The problem ▸ Retype the records in full, keeping each character as it is.

[Web page and app entries]
------

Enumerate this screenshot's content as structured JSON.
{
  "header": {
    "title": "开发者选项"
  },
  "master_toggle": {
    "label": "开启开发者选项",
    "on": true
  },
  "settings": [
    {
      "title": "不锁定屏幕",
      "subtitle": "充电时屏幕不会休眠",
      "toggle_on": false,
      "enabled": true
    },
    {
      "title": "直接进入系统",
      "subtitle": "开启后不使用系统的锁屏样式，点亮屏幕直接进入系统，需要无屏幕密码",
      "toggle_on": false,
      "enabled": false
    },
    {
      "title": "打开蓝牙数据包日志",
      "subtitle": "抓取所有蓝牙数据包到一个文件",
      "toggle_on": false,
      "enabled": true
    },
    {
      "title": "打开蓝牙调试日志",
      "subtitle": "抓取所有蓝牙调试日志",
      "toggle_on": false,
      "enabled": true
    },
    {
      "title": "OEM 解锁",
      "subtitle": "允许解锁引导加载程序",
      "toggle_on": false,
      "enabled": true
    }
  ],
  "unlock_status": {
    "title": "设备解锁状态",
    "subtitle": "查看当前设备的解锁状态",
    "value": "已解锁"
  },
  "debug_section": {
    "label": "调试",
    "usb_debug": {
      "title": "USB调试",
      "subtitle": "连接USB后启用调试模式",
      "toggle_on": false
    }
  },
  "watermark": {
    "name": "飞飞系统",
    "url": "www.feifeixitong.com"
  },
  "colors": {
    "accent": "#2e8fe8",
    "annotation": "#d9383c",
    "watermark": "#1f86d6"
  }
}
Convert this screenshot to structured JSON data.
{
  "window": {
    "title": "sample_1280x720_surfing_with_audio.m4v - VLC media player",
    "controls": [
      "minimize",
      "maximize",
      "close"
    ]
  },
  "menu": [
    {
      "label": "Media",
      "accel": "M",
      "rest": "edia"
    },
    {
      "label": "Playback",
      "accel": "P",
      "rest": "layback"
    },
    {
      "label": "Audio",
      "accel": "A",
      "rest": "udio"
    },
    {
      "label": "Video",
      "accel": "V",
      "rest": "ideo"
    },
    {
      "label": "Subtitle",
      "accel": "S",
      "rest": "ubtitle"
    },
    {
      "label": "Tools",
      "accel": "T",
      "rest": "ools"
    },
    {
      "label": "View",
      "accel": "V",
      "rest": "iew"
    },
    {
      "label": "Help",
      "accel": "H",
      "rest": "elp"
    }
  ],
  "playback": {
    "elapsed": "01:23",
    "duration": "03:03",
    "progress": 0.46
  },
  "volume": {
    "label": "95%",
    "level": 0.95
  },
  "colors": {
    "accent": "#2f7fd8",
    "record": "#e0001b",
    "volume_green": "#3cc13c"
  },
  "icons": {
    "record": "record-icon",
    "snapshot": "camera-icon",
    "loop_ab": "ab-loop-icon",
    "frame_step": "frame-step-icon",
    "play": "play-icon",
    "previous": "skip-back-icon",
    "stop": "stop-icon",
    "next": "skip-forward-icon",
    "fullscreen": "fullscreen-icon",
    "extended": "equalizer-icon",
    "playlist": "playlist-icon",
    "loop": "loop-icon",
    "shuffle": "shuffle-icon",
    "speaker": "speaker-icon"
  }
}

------

Response to this exercise ▸
Enumerate this screenshot's content as structured JSON.
{
  "header": {
    "title": "开发者选项"
  },
  "master_toggle": {
    "label": "开启开发者选项",
    "on": true
  },
  "settings": [
    {
      "title": "不锁定屏幕",
      "subtitle": "充电时屏幕不会休眠",
      "toggle_on": false,
      "enabled": true
    },
    {
      "title": "直接进入系统",
      "subtitle": "开启后不使用系统的锁屏样式，点亮屏幕直接进入系统，需要无屏幕密码",
      "toggle_on": false,
      "enabled": false
    },
    {
      "title": "打开蓝牙数据包日志",
      "subtitle": "抓取所有蓝牙数据包到一个文件",
      "toggle_on": false,
      "enabled": true
    },
    {
      "title": "打开蓝牙调试日志",
      "subtitle": "抓取所有蓝牙调试日志",
      "toggle_on": false,
      "enabled": true
    },
    {
      "title": "OEM 解锁",
      "subtitle": "允许解锁引导加载程序",
      "toggle_on": false,
      "enabled": true
    }
  ],
  "unlock_status": {
    "title": "设备解锁状态",
    "subtitle": "查看当前设备的解锁状态",
    "value": "已解锁"
  },
  "debug_section": {
    "label": "调试",
    "usb_debug": {
      "title": "USB调试",
      "subtitle": "连接USB后启用调试模式",
      "toggle_on": false
    }
  },
  "watermark": {
    "name": "飞飞系统",
    "url": "www.feifeixitong.com"
  },
  "colors": {
    "accent": "#2e8fe8",
    "annotation": "#d9383c",
    "watermark": "#1f86d6"
  }
}
Convert this screenshot to structured JSON data.
{
  "window": {
    "title": "sample_1280x720_surfing_with_audio.m4v - VLC media player",
    "controls": [
      "minimize",
      "maximize",
      "close"
    ]
  },
  "menu": [
    {
      "label": "Media",
      "accel": "M",
      "rest": "edia"
    },
    {
      "label": "Playback",
      "accel": "P",
      "rest": "layback"
    },
    {
      "label": "Audio",
      "accel": "A",
      "rest": "udio"
    },
    {
      "label": "Video",
      "accel": "V",
      "rest": "ideo"
    },
    {
      "label": "Subtitle",
      "accel": "S",
      "rest": "ubtitle"
    },
    {
      "label": "Tools",
      "accel": "T",
      "rest": "ools"
    },
    {
      "label": "View",
      "accel": "V",
      "rest": "iew"
    },
    {
      "label": "Help",
      "accel": "H",
      "rest": "elp"
    }
  ],
  "playback": {
    "elapsed": "01:23",
    "duration": "03:03",
    "progress": 0.46
  },
  "volume": {
    "label": "95%",
    "level": 0.95
  },
  "colors": {
    "accent": "#2f7fd8",
    "record": "#e0001b",
    "volume_green": "#3cc13c"
  },
  "icons": {
    "record": "record-icon",
    "snapshot": "camera-icon",
    "loop_ab": "ab-loop-icon",
    "frame_step": "frame-step-icon",
    "play": "play-icon",
    "previous": "skip-back-icon",
    "stop": "stop-icon",
    "next": "skip-forward-icon",
    "fullscreen": "fullscreen-icon",
    "extended": "equalizer-icon",
    "playlist": "playlist-icon",
    "loop": "loop-icon",
    "shuffle": "shuffle-icon",
    "speaker": "speaker-icon"
  }
}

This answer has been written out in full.